Tuesday, May 25, 2010

Henry's Return

At day twenty or twenty-one, we were pushing hard for discharge from the co-op. Bob’s low blood pressure was keeping us caged and pacing. He was clear of infection but couldn’t get his blood pressure up or his appetite back. We had hoped to be back at the apartment by the time Henry returned but it appeared Bob’s blood pressure was not following our plan.

Henry arrived back in Omaha with his Aunt Kathy, his blue eyes wide, giving us the Henry Stare when I opened the door and found them standing stiffly in the hallway. My nine month pregnant belly blocked the doorway and I was still wearing the latex gloves and yellow mask needed for the dressing change I had just performed on Bob’s central line. Bob cautiously stood up from the chair, careful not to get lightheaded from the effort, pulled his shoulders back, and raised his bony face toward his son.
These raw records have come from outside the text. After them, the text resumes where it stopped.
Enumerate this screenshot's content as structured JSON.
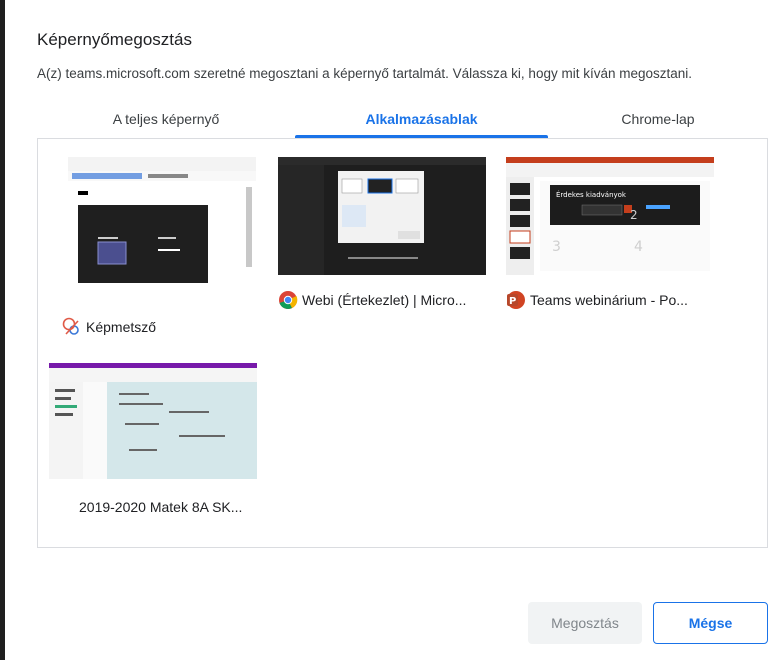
{
  "dialog": {
    "title": "Képernyőmegosztás",
    "subtitle": "A(z) teams.microsoft.com szeretné megosztani a képernyő tartalmát. Válassza ki, hogy mit kíván megosztani."
  },
  "tabs": [
    {
      "label": "A teljes képernyő",
      "active": false
    },
    {
      "label": "Alkalmazásablak",
      "active": true
    },
    {
      "label": "Chrome-lap",
      "active": false
    }
  ],
  "windows": [
    {
      "label": "Képmetsző",
      "icon": "snipping-tool-icon"
    },
    {
      "label": "Webi (Értekezlet) | Micro...",
      "icon": "chrome-icon"
    },
    {
      "label": "Teams webinárium - Po...",
      "icon": "powerpoint-icon"
    },
    {
      "label": "2019-2020 Matek 8A SK...",
      "icon": "onenote-icon"
    }
  ],
  "thumbnail_text": {
    "slide_title": "Érdekes kiadványok",
    "slide_num_3": "3",
    "slide_num_4": "4",
    "slide_num_2": "2",
    "ppt_icon_letter": "P"
  },
  "buttons": {
    "share": "Megosztás",
    "cancel": "Mégse"
  },
  "colors": {
    "accent": "#1a73e8",
    "disabled_bg": "#f1f3f4",
    "disabled_text": "#80868b"
  }
}
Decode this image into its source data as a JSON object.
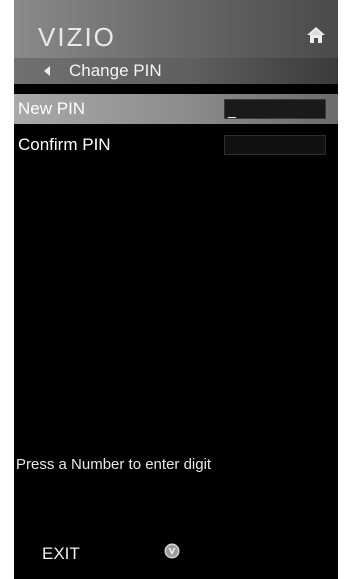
{
  "header": {
    "brand": "VIZIO",
    "home_icon": "home-icon"
  },
  "nav": {
    "back_icon": "back-arrow-icon",
    "title": "Change PIN"
  },
  "menu": {
    "items": [
      {
        "label": "New PIN",
        "value": "_"
      },
      {
        "label": "Confirm PIN",
        "value": ""
      }
    ]
  },
  "hint": "Press a Number to enter digit",
  "footer": {
    "exit_label": "EXIT",
    "button_icon": "v-button-icon"
  }
}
Henry, standing in that dimly lit hallway, looked older than his three years. His eyes were weighted by all the thoughts swirling in his head, his body guarded, ready for the next blow. Henry looked at us as if we were apparitions. It had only been three weeks but a lifetime had passed since we last saw each other. We were surely different people now.

How could we come back together from these different lives we had been living and resume our life as a family? Were we still speaking the same language?


  1. Hi there-- I was directed to your blog by Susan at Luther Manor. I was doing my internship there for counseling psychology & work as a massage therapist. I see we are the same age and sign (Aquarius)--funny:) I lost my significant other of 5 years in August. The worst of the grieving is over, but I am still experiencing a lot of fear of loss of people I'm emotionally attached to--and fear of emotional attachment as a result. Just another step in the process, I suppose. Thanks for the blog (although not technically a widow, experientially the grieving process seems essentially the same).

  2. April,

    So glad you found me. There are a lot of us out there unfortunately! Did you feel you got less recognition for the loss since you weren't married? That would be hard.

    I certainly went through a stage of feeling like relationships weren't worth it because people just die, who wants the pain. But I eventually determined that it would be worse to have nothing worth grieving.

    I do a walking support group on the first Sat of the month at Hart Park if you are interested.

    Keep up the good work-